I find myself wondering how many people who defend their “faith,” and how many who say they have lost their “faith,” actually have or had faith.
Let me immediately clarify that I am not referring here to the offensive and foolish suggestion sometimes made by some Christians that, if someone becomes an atheist, they must never have been a Christian to begin with. Nor am I referring to the equally inane suggestion sometimes made by some atheists that, if someone becomes a Christian, they can't really have been an atheist before that.
No, neither is the sort of thing that I am going to say. And in fact, both these instances actually Illustrate why “faith” is in scare quotes at the start of my post.
What many religious people have, and what atheists typically reject, is not faith but what might be called beliefs. They are doctrines, dogmas, assertions, claims, and any number of other things. But a question that is rarely asked is whether those things are faith: whether they should be understood as such, or not, and why. That “faith” is the same as “assertion” is – rather ironically – merely a claim, an assertion, one that needs to be questioned.
If one looks at the use of the terms typically translated by the word faith in English translations of the Bible, they mean things like “trust” and/or “faithfulness.”
For modern Christian traditions influenced by Existentialism, whether on the conservative end of the spectrum among Evangelicals or on the liberal end represented by Bultmann and Tillich, faith has come to mean a centering of one's life around God, whether understood in an anthropomorphic manner or as the transcendent Ground of Being.

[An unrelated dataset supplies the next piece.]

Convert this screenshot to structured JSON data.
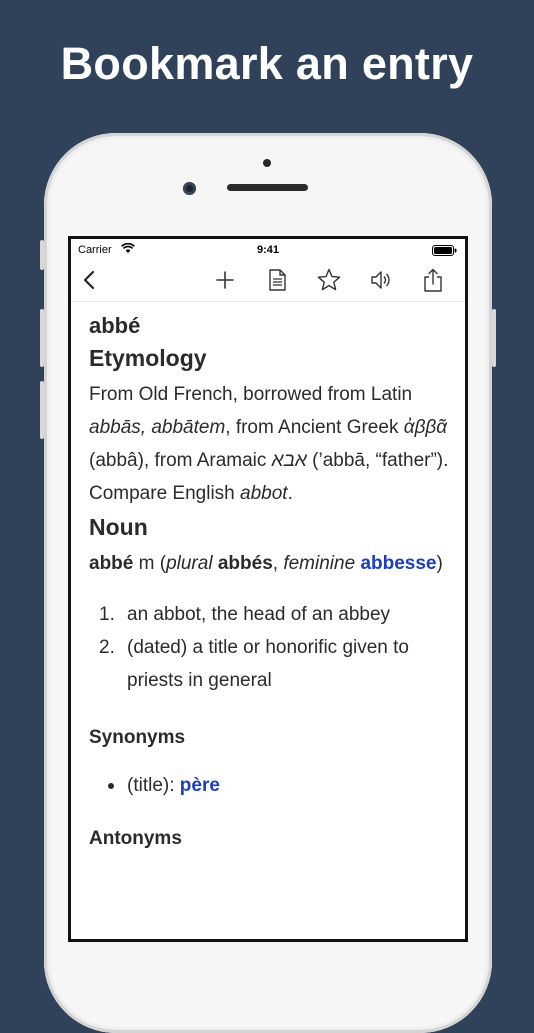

But neither trust, nor faithfulness, nor orienting one's life on the Ultimate, is the same thing as making assertions or believing doctrines. The tenets one holds are not irrelevant to one's fidelity and trust, or to the orientation of one's life. But neither are they the same thing.
In a marriage, there is (or should be) fidelity, trust, and orientation/focus, and one's beliefs about one's spouse and a great many other things affect those commitments. But the things one knows and believes are bound to, and supposed to, change over time. If they do not, then your relationship is likely to be unhealthy.
In a similar way, beliefs will and should change and develop over the course of one's life.
But what happens if the assertions themselves become the object of one's devotion, whether in religion or in marriage? In the latter, if one's aim is to remain committed to believing the same things about one's spouse, rather than to remain committed to them even as one's knowledge of them changes, the relationship will suffer. Something comparable happens in the case of religion, too. The very act of making beliefs the object of one's faith, trust, and devotion leads to an attempt to keep those dogmatic assertions unchanging and to protect them from assault. At best, one ends up with idolatrous faith, focused on words and ideas about God (and perhaps also other matters), rather than faith in God.
I know that this blog has a great many readers of many different perspectives. I am curious whether, if you consider yourself a person of “faith,” that faith is in fact merely beliefs, or perhaps worse still, faith in beliefs. If you are a person who at some point lost their faith, did you lose an orientation of your life on Ultimate Reality, or did you lose beliefs, and/or a misplaced trust in those beliefs?